### EXERCISE DATA

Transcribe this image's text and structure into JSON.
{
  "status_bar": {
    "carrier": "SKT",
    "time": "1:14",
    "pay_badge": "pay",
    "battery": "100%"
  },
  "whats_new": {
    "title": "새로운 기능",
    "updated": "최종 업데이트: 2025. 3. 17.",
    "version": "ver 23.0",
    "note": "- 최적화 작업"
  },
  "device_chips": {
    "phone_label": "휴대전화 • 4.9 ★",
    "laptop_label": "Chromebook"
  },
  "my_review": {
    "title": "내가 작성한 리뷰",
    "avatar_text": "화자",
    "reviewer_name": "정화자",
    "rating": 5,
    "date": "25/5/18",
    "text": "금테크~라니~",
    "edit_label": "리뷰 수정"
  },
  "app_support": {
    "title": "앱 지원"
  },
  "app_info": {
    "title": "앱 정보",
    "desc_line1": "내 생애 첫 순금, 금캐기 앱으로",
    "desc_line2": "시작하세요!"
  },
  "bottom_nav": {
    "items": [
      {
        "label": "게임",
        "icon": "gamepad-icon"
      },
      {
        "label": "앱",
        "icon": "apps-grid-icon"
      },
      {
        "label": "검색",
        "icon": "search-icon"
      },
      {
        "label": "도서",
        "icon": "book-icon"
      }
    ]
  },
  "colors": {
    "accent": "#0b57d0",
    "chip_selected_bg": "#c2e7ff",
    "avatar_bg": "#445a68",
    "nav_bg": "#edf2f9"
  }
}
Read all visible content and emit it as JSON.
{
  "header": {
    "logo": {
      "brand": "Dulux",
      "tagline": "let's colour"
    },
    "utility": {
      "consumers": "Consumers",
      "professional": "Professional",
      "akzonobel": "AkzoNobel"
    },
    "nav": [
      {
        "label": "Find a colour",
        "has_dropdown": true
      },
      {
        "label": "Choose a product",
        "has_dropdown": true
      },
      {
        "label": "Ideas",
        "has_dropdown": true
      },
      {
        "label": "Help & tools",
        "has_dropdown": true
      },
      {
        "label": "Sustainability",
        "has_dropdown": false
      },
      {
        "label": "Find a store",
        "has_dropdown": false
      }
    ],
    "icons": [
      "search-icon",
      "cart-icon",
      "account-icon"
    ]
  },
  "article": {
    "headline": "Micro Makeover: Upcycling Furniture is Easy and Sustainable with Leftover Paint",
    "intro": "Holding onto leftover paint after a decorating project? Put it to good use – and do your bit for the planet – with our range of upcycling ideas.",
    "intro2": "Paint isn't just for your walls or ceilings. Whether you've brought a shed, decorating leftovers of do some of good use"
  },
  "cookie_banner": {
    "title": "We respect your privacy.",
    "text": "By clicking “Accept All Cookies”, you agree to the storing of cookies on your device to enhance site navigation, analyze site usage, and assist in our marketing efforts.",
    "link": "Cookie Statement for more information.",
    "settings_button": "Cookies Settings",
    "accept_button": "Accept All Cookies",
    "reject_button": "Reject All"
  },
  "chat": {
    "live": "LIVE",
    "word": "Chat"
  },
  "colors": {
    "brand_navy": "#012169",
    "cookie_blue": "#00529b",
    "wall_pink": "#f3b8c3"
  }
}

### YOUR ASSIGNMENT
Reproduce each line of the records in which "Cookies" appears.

### SOLUTION FOR THIS EXERCISE
    "text": "By clicking “Accept All Cookies”, you agree to the storing of cookies on your device to enhance site navigation, analyze site usage, and assist in our marketing efforts.",
    "settings_button": "Cookies Settings",
    "accept_button": "Accept All Cookies",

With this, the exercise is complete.